> _Provided entries_
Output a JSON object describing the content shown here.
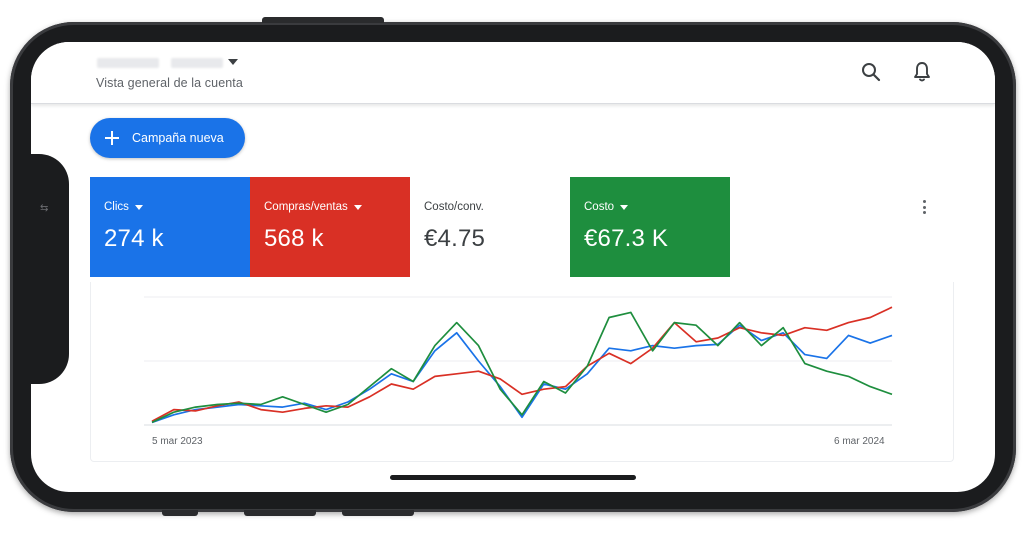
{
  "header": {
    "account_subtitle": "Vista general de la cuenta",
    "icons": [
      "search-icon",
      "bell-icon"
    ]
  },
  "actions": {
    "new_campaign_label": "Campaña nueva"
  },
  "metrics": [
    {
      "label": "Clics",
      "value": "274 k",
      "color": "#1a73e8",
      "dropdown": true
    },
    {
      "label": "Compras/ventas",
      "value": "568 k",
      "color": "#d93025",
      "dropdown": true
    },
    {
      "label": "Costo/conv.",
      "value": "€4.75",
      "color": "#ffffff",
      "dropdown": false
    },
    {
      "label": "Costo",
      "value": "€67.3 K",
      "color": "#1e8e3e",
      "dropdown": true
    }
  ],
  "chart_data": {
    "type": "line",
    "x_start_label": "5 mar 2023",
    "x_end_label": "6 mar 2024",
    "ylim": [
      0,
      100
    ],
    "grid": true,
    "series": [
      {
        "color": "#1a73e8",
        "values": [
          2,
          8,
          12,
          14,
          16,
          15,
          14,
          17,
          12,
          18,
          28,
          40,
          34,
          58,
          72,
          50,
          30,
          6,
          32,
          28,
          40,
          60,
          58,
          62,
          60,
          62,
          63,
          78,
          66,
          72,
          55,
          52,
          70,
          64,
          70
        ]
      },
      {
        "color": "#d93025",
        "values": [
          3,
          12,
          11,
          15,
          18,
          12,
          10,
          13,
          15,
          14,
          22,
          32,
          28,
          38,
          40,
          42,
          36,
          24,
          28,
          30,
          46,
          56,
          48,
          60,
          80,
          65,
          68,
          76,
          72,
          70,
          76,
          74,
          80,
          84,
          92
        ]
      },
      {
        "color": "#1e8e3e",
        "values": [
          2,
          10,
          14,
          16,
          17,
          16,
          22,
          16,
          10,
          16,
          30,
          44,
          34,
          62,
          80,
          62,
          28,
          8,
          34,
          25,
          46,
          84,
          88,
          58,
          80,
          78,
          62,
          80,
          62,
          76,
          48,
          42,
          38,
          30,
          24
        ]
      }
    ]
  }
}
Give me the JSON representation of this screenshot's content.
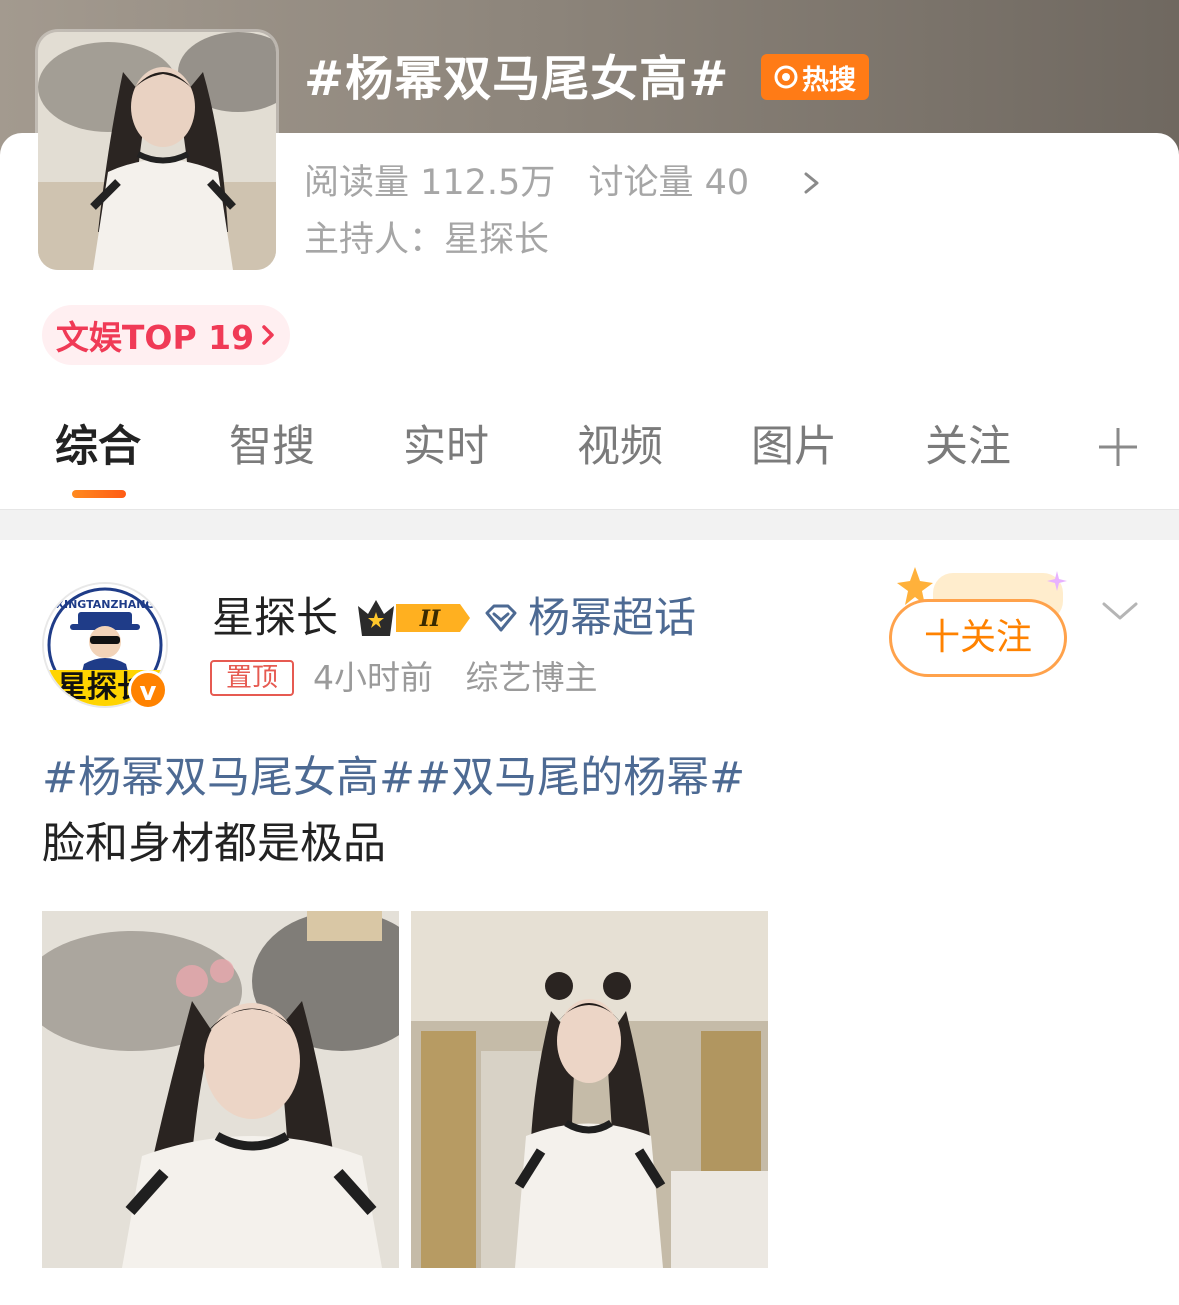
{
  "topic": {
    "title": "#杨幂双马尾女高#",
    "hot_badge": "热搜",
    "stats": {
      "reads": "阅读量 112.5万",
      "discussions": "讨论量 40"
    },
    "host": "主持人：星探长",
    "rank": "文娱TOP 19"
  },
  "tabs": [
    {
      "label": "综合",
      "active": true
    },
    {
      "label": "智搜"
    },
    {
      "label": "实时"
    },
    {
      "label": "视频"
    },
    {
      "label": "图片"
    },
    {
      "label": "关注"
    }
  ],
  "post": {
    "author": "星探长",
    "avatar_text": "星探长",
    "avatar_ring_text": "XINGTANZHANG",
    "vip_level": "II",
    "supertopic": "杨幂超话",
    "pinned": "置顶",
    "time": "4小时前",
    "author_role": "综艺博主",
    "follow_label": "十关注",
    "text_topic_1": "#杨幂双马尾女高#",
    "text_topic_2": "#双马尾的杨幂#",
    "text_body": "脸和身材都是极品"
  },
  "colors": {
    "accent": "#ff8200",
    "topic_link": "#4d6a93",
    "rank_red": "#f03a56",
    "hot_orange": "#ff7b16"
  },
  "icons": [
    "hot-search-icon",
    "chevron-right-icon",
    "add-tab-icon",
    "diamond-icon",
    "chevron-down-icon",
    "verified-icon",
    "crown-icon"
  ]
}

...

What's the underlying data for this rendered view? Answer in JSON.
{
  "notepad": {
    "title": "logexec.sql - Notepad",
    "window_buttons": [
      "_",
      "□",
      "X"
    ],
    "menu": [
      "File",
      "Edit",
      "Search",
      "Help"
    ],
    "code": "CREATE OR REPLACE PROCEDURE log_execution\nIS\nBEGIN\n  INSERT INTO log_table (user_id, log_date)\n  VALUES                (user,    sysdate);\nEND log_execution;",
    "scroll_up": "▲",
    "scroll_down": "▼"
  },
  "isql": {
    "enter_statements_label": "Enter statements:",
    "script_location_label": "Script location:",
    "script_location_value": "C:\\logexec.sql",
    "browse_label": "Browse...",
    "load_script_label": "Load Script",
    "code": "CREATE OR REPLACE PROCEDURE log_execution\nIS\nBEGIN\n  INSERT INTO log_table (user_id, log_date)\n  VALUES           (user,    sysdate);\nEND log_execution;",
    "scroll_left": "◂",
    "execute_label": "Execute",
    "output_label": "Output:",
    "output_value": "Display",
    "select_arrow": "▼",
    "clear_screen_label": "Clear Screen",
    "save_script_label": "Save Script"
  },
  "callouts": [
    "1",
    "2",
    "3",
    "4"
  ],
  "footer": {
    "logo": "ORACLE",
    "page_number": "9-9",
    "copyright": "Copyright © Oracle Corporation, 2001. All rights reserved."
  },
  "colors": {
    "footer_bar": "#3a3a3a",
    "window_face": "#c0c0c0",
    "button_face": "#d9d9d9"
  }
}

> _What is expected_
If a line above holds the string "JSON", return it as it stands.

> _Answer box_
Output a JSON object describing the content shown here.
Give me the JSON representation of this screenshot's content.
What's the underlying data for this rendered view? Answer in JSON.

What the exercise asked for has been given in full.